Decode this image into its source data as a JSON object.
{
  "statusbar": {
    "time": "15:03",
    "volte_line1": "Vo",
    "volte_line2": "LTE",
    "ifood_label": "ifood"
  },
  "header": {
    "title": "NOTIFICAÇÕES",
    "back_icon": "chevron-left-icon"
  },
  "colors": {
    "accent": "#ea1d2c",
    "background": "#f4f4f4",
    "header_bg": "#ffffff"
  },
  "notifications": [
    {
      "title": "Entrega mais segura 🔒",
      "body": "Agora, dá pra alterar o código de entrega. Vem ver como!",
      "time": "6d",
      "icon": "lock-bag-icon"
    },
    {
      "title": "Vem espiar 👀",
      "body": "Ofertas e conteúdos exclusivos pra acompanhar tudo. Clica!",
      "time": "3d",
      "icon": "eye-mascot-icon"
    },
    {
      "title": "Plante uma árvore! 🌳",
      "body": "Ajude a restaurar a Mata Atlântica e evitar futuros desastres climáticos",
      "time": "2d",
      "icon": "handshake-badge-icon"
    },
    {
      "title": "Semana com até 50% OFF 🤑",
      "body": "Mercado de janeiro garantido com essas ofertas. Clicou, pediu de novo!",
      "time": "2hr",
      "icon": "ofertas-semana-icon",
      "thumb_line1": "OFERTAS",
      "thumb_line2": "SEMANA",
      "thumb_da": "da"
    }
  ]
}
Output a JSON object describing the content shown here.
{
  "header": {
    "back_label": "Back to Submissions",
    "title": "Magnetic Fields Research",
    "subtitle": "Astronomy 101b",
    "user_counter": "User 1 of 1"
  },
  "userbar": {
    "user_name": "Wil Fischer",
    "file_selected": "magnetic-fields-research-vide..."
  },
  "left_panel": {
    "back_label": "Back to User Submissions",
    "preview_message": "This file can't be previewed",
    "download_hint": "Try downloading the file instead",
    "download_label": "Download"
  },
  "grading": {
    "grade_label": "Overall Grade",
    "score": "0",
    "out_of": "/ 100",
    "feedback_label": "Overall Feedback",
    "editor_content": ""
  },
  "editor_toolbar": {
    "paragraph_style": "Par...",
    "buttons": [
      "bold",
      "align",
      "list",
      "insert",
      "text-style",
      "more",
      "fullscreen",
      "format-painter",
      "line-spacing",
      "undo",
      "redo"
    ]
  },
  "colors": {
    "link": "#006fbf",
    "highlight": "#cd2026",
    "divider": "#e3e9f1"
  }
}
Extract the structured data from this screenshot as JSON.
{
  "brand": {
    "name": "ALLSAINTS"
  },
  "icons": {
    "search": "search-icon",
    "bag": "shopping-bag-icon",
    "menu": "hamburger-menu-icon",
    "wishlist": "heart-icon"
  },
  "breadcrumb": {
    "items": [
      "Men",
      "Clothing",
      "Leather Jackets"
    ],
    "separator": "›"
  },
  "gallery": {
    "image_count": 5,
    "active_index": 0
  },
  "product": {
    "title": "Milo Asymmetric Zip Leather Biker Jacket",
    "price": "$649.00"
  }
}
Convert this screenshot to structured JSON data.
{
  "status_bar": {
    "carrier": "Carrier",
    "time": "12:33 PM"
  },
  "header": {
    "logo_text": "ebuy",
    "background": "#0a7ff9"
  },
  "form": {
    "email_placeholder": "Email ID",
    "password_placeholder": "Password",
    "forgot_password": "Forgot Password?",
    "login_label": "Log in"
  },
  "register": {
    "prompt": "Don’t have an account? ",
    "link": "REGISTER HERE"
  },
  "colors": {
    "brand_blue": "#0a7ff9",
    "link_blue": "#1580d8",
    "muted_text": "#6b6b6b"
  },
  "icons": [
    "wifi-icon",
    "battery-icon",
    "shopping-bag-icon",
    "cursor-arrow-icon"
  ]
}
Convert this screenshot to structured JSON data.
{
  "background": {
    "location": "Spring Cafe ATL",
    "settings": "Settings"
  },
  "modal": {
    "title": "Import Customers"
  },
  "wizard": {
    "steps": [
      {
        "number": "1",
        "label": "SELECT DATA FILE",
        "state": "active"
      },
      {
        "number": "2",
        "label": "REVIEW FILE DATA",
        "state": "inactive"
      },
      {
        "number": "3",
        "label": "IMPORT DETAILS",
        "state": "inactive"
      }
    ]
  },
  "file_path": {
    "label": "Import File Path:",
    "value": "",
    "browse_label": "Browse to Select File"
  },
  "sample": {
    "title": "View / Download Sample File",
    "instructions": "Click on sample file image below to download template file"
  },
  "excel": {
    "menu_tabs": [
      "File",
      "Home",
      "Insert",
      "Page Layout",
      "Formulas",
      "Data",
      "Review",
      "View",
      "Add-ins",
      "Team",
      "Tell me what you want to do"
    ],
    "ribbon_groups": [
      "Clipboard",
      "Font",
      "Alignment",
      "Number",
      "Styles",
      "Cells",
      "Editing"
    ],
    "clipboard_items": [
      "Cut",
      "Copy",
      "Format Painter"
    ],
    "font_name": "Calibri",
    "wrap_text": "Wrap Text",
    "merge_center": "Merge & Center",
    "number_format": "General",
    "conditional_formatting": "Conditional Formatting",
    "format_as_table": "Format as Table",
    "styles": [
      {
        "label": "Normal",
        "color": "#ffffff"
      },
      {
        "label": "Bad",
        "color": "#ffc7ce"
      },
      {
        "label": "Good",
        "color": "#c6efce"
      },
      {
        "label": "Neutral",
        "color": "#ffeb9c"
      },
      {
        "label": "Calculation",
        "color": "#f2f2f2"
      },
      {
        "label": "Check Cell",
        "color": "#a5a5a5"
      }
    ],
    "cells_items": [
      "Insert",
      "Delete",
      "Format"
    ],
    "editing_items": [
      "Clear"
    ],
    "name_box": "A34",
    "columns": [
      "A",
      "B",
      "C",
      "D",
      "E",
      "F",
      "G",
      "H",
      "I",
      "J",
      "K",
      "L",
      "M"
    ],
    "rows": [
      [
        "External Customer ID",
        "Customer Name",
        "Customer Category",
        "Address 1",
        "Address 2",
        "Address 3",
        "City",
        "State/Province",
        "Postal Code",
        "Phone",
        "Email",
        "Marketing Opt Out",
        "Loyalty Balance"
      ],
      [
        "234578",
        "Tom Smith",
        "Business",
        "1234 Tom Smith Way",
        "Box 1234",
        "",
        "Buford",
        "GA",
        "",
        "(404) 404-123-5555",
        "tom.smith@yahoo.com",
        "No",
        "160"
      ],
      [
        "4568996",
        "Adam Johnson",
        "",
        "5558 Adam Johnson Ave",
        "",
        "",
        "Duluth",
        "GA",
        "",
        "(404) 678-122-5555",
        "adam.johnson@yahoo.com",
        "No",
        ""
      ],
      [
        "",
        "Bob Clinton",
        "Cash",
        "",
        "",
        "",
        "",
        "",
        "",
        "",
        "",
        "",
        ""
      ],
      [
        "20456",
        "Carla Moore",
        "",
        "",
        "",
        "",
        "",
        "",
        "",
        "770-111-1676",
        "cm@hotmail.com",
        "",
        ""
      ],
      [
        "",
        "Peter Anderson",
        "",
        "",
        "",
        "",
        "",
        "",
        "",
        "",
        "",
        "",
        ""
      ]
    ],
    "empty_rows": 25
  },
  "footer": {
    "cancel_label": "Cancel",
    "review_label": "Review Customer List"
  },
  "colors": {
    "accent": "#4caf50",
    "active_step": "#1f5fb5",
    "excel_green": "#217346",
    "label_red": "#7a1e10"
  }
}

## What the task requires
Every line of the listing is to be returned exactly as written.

## Answer to this problem
Decode this image into its source data as a JSON object.
{
  "statusbar": {
    "time": "15:03",
    "volte_line1": "Vo",
    "volte_line2": "LTE",
    "ifood_label": "ifood"
  },
  "header": {
    "title": "NOTIFICAÇÕES",
    "back_icon": "chevron-left-icon"
  },
  "colors": {
    "accent": "#ea1d2c",
    "background": "#f4f4f4",
    "header_bg": "#ffffff"
  },
  "notifications": [
    {
      "title": "Entrega mais segura 🔒",
      "body": "Agora, dá pra alterar o código de entrega. Vem ver como!",
      "time": "6d",
      "icon": "lock-bag-icon"
    },
    {
      "title": "Vem espiar 👀",
      "body": "Ofertas e conteúdos exclusivos pra acompanhar tudo. Clica!",
      "time": "3d",
      "icon": "eye-mascot-icon"
    },
    {
      "title": "Plante uma árvore! 🌳",
      "body": "Ajude a restaurar a Mata Atlântica e evitar futuros desastres climáticos",
      "time": "2d",
      "icon": "handshake-badge-icon"
    },
    {
      "title": "Semana com até 50% OFF 🤑",
      "body": "Mercado de janeiro garantido com essas ofertas. Clicou, pediu de novo!",
      "time": "2hr",
      "icon": "ofertas-semana-icon",
      "thumb_line1": "OFERTAS",
      "thumb_line2": "SEMANA",
      "thumb_da": "da"
    }
  ]
}
Output a JSON object describing the content shown here.
{
  "header": {
    "back_label": "Back to Submissions",
    "title": "Magnetic Fields Research",
    "subtitle": "Astronomy 101b",
    "user_counter": "User 1 of 1"
  },
  "userbar": {
    "user_name": "Wil Fischer",
    "file_selected": "magnetic-fields-research-vide..."
  },
  "left_panel": {
    "back_label": "Back to User Submissions",
    "preview_message": "This file can't be previewed",
    "download_hint": "Try downloading the file instead",
    "download_label": "Download"
  },
  "grading": {
    "grade_label": "Overall Grade",
    "score": "0",
    "out_of": "/ 100",
    "feedback_label": "Overall Feedback",
    "editor_content": ""
  },
  "editor_toolbar": {
    "paragraph_style": "Par...",
    "buttons": [
      "bold",
      "align",
      "list",
      "insert",
      "text-style",
      "more",
      "fullscreen",
      "format-painter",
      "line-spacing",
      "undo",
      "redo"
    ]
  },
  "colors": {
    "link": "#006fbf",
    "highlight": "#cd2026",
    "divider": "#e3e9f1"
  }
}
Extract the structured data from this screenshot as JSON.
{
  "brand": {
    "name": "ALLSAINTS"
  },
  "icons": {
    "search": "search-icon",
    "bag": "shopping-bag-icon",
    "menu": "hamburger-menu-icon",
    "wishlist": "heart-icon"
  },
  "breadcrumb": {
    "items": [
      "Men",
      "Clothing",
      "Leather Jackets"
    ],
    "separator": "›"
  },
  "gallery": {
    "image_count": 5,
    "active_index": 0
  },
  "product": {
    "title": "Milo Asymmetric Zip Leather Biker Jacket",
    "price": "$649.00"
  }
}
Convert this screenshot to structured JSON data.
{
  "status_bar": {
    "carrier": "Carrier",
    "time": "12:33 PM"
  },
  "header": {
    "logo_text": "ebuy",
    "background": "#0a7ff9"
  },
  "form": {
    "email_placeholder": "Email ID",
    "password_placeholder": "Password",
    "forgot_password": "Forgot Password?",
    "login_label": "Log in"
  },
  "register": {
    "prompt": "Don’t have an account? ",
    "link": "REGISTER HERE"
  },
  "colors": {
    "brand_blue": "#0a7ff9",
    "link_blue": "#1580d8",
    "muted_text": "#6b6b6b"
  },
  "icons": [
    "wifi-icon",
    "battery-icon",
    "shopping-bag-icon",
    "cursor-arrow-icon"
  ]
}
Convert this screenshot to structured JSON data.
{
  "background": {
    "location": "Spring Cafe ATL",
    "settings": "Settings"
  },
  "modal": {
    "title": "Import Customers"
  },
  "wizard": {
    "steps": [
      {
        "number": "1",
        "label": "SELECT DATA FILE",
        "state": "active"
      },
      {
        "number": "2",
        "label": "REVIEW FILE DATA",
        "state": "inactive"
      },
      {
        "number": "3",
        "label": "IMPORT DETAILS",
        "state": "inactive"
      }
    ]
  },
  "file_path": {
    "label": "Import File Path:",
    "value": "",
    "browse_label": "Browse to Select File"
  },
  "sample": {
    "title": "View / Download Sample File",
    "instructions": "Click on sample file image below to download template file"
  },
  "excel": {
    "menu_tabs": [
      "File",
      "Home",
      "Insert",
      "Page Layout",
      "Formulas",
      "Data",
      "Review",
      "View",
      "Add-ins",
      "Team",
      "Tell me what you want to do"
    ],
    "ribbon_groups": [
      "Clipboard",
      "Font",
      "Alignment",
      "Number",
      "Styles",
      "Cells",
      "Editing"
    ],
    "clipboard_items": [
      "Cut",
      "Copy",
      "Format Painter"
    ],
    "font_name": "Calibri",
    "wrap_text": "Wrap Text",
    "merge_center": "Merge & Center",
    "number_format": "General",
    "conditional_formatting": "Conditional Formatting",
    "format_as_table": "Format as Table",
    "styles": [
      {
        "label": "Normal",
        "color": "#ffffff"
      },
      {
        "label": "Bad",
        "color": "#ffc7ce"
      },
      {
        "label": "Good",
        "color": "#c6efce"
      },
      {
        "label": "Neutral",
        "color": "#ffeb9c"
      },
      {
        "label": "Calculation",
        "color": "#f2f2f2"
      },
      {
        "label": "Check Cell",
        "color": "#a5a5a5"
      }
    ],
    "cells_items": [
      "Insert",
      "Delete",
      "Format"
    ],
    "editing_items": [
      "Clear"
    ],
    "name_box": "A34",
    "columns": [
      "A",
      "B",
      "C",
      "D",
      "E",
      "F",
      "G",
      "H",
      "I",
      "J",
      "K",
      "L",
      "M"
    ],
    "rows": [
      [
        "External Customer ID",
        "Customer Name",
        "Customer Category",
        "Address 1",
        "Address 2",
        "Address 3",
        "City",
        "State/Province",
        "Postal Code",
        "Phone",
        "Email",
        "Marketing Opt Out",
        "Loyalty Balance"
      ],
      [
        "234578",
        "Tom Smith",
        "Business",
        "1234 Tom Smith Way",
        "Box 1234",
        "",
        "Buford",
        "GA",
        "",
        "(404) 404-123-5555",
        "tom.smith@yahoo.com",
        "No",
        "160"
      ],
      [
        "4568996",
        "Adam Johnson",
        "",
        "5558 Adam Johnson Ave",
        "",
        "",
        "Duluth",
        "GA",
        "",
        "(404) 678-122-5555",
        "adam.johnson@yahoo.com",
        "No",
        ""
      ],
      [
        "",
        "Bob Clinton",
        "Cash",
        "",
        "",
        "",
        "",
        "",
        "",
        "",
        "",
        "",
        ""
      ],
      [
        "20456",
        "Carla Moore",
        "",
        "",
        "",
        "",
        "",
        "",
        "",
        "770-111-1676",
        "cm@hotmail.com",
        "",
        ""
      ],
      [
        "",
        "Peter Anderson",
        "",
        "",
        "",
        "",
        "",
        "",
        "",
        "",
        "",
        "",
        ""
      ]
    ],
    "empty_rows": 25
  },
  "footer": {
    "cancel_label": "Cancel",
    "review_label": "Review Customer List"
  },
  "colors": {
    "accent": "#4caf50",
    "active_step": "#1f5fb5",
    "excel_green": "#217346",
    "label_red": "#7a1e10"
  }
}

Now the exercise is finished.